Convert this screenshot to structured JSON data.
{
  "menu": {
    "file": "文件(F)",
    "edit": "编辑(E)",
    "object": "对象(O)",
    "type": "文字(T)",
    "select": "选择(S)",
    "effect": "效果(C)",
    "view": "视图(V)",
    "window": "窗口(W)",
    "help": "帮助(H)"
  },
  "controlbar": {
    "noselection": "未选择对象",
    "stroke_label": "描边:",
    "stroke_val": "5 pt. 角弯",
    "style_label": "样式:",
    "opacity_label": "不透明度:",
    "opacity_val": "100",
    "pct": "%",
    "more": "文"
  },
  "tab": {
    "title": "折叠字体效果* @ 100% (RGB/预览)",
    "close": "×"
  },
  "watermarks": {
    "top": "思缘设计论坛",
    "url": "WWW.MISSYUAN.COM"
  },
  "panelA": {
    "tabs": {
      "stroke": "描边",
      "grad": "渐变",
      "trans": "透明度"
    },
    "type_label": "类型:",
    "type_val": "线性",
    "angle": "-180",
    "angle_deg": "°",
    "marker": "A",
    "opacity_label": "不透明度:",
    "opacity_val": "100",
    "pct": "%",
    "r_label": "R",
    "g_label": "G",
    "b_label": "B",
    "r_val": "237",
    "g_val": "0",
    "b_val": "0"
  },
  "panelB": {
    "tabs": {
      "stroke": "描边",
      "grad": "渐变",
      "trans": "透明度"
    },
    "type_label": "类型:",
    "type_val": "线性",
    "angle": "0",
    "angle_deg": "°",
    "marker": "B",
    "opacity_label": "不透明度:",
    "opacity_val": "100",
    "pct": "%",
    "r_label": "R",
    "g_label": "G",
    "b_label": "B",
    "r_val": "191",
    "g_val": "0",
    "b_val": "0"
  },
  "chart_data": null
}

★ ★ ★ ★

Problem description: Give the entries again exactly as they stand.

Exercise answer:
Convert this screenshot to structured JSON data.
{
  "menu": {
    "file": "文件(F)",
    "edit": "编辑(E)",
    "object": "对象(O)",
    "type": "文字(T)",
    "select": "选择(S)",
    "effect": "效果(C)",
    "view": "视图(V)",
    "window": "窗口(W)",
    "help": "帮助(H)"
  },
  "controlbar": {
    "noselection": "未选择对象",
    "stroke_label": "描边:",
    "stroke_val": "5 pt. 角弯",
    "style_label": "样式:",
    "opacity_label": "不透明度:",
    "opacity_val": "100",
    "pct": "%",
    "more": "文"
  },
  "tab": {
    "title": "折叠字体效果* @ 100% (RGB/预览)",
    "close": "×"
  },
  "watermarks": {
    "top": "思缘设计论坛",
    "url": "WWW.MISSYUAN.COM"
  },
  "panelA": {
    "tabs": {
      "stroke": "描边",
      "grad": "渐变",
      "trans": "透明度"
    },
    "type_label": "类型:",
    "type_val": "线性",
    "angle": "-180",
    "angle_deg": "°",
    "marker": "A",
    "opacity_label": "不透明度:",
    "opacity_val": "100",
    "pct": "%",
    "r_label": "R",
    "g_label": "G",
    "b_label": "B",
    "r_val": "237",
    "g_val": "0",
    "b_val": "0"
  },
  "panelB": {
    "tabs": {
      "stroke": "描边",
      "grad": "渐变",
      "trans": "透明度"
    },
    "type_label": "类型:",
    "type_val": "线性",
    "angle": "0",
    "angle_deg": "°",
    "marker": "B",
    "opacity_label": "不透明度:",
    "opacity_val": "100",
    "pct": "%",
    "r_label": "R",
    "g_label": "G",
    "b_label": "B",
    "r_val": "191",
    "g_val": "0",
    "b_val": "0"
  },
  "chart_data": null
}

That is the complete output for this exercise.